What to work on — Return the lines below that carry the word "content".

BEGIN

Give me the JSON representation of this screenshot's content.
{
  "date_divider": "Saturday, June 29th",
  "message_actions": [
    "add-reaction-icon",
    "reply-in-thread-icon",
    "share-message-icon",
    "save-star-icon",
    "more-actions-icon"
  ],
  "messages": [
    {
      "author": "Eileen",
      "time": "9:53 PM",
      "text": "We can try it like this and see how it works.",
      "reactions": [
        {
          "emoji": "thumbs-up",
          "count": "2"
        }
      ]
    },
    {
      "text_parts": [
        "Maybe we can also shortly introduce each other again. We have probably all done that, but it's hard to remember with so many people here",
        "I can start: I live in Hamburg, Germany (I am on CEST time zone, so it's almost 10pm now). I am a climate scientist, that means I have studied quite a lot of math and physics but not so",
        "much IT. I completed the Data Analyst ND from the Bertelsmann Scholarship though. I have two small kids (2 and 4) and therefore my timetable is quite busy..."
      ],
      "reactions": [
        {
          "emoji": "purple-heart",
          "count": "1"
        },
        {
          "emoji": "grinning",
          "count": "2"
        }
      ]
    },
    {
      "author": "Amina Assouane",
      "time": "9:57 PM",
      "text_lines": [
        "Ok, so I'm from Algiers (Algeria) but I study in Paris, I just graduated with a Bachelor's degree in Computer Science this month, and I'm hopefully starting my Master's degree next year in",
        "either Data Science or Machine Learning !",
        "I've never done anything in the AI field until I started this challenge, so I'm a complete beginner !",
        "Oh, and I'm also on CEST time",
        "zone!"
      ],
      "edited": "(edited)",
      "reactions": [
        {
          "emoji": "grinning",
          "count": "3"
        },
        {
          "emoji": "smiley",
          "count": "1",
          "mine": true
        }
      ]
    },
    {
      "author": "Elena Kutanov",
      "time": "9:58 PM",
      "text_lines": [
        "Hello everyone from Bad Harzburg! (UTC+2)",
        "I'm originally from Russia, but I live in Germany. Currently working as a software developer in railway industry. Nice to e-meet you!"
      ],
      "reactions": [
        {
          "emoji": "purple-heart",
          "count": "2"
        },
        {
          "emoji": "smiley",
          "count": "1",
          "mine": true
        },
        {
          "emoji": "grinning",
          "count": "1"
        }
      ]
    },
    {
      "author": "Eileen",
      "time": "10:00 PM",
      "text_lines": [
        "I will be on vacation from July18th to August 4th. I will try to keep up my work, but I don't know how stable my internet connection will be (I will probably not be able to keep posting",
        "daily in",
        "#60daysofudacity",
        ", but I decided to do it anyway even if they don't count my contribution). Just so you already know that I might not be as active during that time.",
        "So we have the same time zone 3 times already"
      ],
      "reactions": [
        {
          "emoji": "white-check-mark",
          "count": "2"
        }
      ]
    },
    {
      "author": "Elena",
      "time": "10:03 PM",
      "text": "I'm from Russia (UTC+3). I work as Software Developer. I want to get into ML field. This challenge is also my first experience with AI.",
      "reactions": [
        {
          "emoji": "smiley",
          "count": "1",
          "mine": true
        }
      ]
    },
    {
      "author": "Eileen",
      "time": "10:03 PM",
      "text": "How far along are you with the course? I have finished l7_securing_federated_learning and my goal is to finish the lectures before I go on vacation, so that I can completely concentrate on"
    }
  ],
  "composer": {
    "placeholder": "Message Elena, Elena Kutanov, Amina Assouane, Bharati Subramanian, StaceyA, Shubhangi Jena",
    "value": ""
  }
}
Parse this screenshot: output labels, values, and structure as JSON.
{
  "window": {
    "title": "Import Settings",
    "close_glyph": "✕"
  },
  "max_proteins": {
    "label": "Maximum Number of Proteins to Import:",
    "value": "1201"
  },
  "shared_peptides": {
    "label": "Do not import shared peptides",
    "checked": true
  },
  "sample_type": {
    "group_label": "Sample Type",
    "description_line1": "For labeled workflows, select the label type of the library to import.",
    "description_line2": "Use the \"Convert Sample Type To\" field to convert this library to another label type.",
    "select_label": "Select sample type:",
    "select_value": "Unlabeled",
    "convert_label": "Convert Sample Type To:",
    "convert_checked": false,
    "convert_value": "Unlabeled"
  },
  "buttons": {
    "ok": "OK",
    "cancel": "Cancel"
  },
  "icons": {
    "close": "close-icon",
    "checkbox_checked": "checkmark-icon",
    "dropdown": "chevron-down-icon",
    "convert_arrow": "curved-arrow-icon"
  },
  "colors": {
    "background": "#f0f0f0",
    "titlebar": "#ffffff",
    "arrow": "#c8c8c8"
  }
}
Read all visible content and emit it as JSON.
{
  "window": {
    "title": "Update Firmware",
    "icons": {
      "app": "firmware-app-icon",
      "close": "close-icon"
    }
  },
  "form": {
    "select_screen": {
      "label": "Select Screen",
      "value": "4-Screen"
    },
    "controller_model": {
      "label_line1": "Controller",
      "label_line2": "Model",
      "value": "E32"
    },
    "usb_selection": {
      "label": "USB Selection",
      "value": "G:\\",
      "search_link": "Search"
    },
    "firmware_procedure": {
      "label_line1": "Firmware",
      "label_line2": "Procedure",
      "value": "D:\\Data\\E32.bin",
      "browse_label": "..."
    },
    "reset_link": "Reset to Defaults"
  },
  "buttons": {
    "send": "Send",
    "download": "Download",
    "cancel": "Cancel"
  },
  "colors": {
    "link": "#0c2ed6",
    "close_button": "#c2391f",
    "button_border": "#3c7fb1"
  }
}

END

Output of the task —
Give me the JSON representation of this screenshot's content.
Read all visible content and emit it as JSON.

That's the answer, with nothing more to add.